"""

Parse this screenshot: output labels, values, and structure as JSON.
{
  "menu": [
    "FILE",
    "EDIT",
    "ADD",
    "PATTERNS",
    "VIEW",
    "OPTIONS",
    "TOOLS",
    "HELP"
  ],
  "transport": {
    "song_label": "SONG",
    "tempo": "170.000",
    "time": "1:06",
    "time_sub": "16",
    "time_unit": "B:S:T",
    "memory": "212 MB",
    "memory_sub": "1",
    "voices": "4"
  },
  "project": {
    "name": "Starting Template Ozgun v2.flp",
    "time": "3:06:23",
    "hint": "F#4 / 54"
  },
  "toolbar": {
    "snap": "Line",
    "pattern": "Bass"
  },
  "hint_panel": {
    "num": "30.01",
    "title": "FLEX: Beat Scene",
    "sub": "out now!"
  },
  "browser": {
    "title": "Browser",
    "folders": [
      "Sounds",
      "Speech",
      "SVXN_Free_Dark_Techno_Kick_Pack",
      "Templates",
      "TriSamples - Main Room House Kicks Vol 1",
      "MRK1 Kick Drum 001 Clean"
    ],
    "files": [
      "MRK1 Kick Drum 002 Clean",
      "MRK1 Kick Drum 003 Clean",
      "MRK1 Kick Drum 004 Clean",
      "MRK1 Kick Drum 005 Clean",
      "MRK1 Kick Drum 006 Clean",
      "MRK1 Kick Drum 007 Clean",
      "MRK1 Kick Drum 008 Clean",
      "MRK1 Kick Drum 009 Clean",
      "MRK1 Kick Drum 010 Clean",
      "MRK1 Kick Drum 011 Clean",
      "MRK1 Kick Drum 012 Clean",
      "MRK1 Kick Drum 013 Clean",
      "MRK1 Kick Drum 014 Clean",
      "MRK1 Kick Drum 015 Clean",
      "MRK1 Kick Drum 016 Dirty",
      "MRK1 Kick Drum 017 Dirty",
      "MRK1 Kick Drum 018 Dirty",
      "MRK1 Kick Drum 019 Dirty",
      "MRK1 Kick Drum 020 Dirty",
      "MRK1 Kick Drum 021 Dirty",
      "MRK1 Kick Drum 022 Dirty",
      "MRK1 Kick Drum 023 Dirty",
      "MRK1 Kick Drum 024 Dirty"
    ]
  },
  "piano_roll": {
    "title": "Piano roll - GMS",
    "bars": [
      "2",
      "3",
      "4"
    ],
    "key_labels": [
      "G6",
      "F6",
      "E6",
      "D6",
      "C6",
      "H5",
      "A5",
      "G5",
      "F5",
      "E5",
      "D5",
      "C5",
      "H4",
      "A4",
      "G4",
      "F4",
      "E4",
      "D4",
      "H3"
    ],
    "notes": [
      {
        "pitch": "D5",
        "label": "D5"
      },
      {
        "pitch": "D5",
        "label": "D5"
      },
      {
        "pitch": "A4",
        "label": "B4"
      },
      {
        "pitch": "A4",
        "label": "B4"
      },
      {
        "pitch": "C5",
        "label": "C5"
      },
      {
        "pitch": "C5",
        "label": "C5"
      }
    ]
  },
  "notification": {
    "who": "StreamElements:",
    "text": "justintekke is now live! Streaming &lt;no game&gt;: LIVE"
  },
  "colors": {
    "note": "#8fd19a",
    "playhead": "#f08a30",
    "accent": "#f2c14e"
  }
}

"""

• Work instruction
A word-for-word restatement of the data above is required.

• Response for this exercise
Parse this screenshot: output labels, values, and structure as JSON.
{
  "menu": [
    "FILE",
    "EDIT",
    "ADD",
    "PATTERNS",
    "VIEW",
    "OPTIONS",
    "TOOLS",
    "HELP"
  ],
  "transport": {
    "song_label": "SONG",
    "tempo": "170.000",
    "time": "1:06",
    "time_sub": "16",
    "time_unit": "B:S:T",
    "memory": "212 MB",
    "memory_sub": "1",
    "voices": "4"
  },
  "project": {
    "name": "Starting Template Ozgun v2.flp",
    "time": "3:06:23",
    "hint": "F#4 / 54"
  },
  "toolbar": {
    "snap": "Line",
    "pattern": "Bass"
  },
  "hint_panel": {
    "num": "30.01",
    "title": "FLEX: Beat Scene",
    "sub": "out now!"
  },
  "browser": {
    "title": "Browser",
    "folders": [
      "Sounds",
      "Speech",
      "SVXN_Free_Dark_Techno_Kick_Pack",
      "Templates",
      "TriSamples - Main Room House Kicks Vol 1",
      "MRK1 Kick Drum 001 Clean"
    ],
    "files": [
      "MRK1 Kick Drum 002 Clean",
      "MRK1 Kick Drum 003 Clean",
      "MRK1 Kick Drum 004 Clean",
      "MRK1 Kick Drum 005 Clean",
      "MRK1 Kick Drum 006 Clean",
      "MRK1 Kick Drum 007 Clean",
      "MRK1 Kick Drum 008 Clean",
      "MRK1 Kick Drum 009 Clean",
      "MRK1 Kick Drum 010 Clean",
      "MRK1 Kick Drum 011 Clean",
      "MRK1 Kick Drum 012 Clean",
      "MRK1 Kick Drum 013 Clean",
      "MRK1 Kick Drum 014 Clean",
      "MRK1 Kick Drum 015 Clean",
      "MRK1 Kick Drum 016 Dirty",
      "MRK1 Kick Drum 017 Dirty",
      "MRK1 Kick Drum 018 Dirty",
      "MRK1 Kick Drum 019 Dirty",
      "MRK1 Kick Drum 020 Dirty",
      "MRK1 Kick Drum 021 Dirty",
      "MRK1 Kick Drum 022 Dirty",
      "MRK1 Kick Drum 023 Dirty",
      "MRK1 Kick Drum 024 Dirty"
    ]
  },
  "piano_roll": {
    "title": "Piano roll - GMS",
    "bars": [
      "2",
      "3",
      "4"
    ],
    "key_labels": [
      "G6",
      "F6",
      "E6",
      "D6",
      "C6",
      "H5",
      "A5",
      "G5",
      "F5",
      "E5",
      "D5",
      "C5",
      "H4",
      "A4",
      "G4",
      "F4",
      "E4",
      "D4",
      "H3"
    ],
    "notes": [
      {
        "pitch": "D5",
        "label": "D5"
      },
      {
        "pitch": "D5",
        "label": "D5"
      },
      {
        "pitch": "A4",
        "label": "B4"
      },
      {
        "pitch": "A4",
        "label": "B4"
      },
      {
        "pitch": "C5",
        "label": "C5"
      },
      {
        "pitch": "C5",
        "label": "C5"
      }
    ]
  },
  "notification": {
    "who": "StreamElements:",
    "text": "justintekke is now live! Streaming &lt;no game&gt;: LIVE"
  },
  "colors": {
    "note": "#8fd19a",
    "playhead": "#f08a30",
    "accent": "#f2c14e"
  }
}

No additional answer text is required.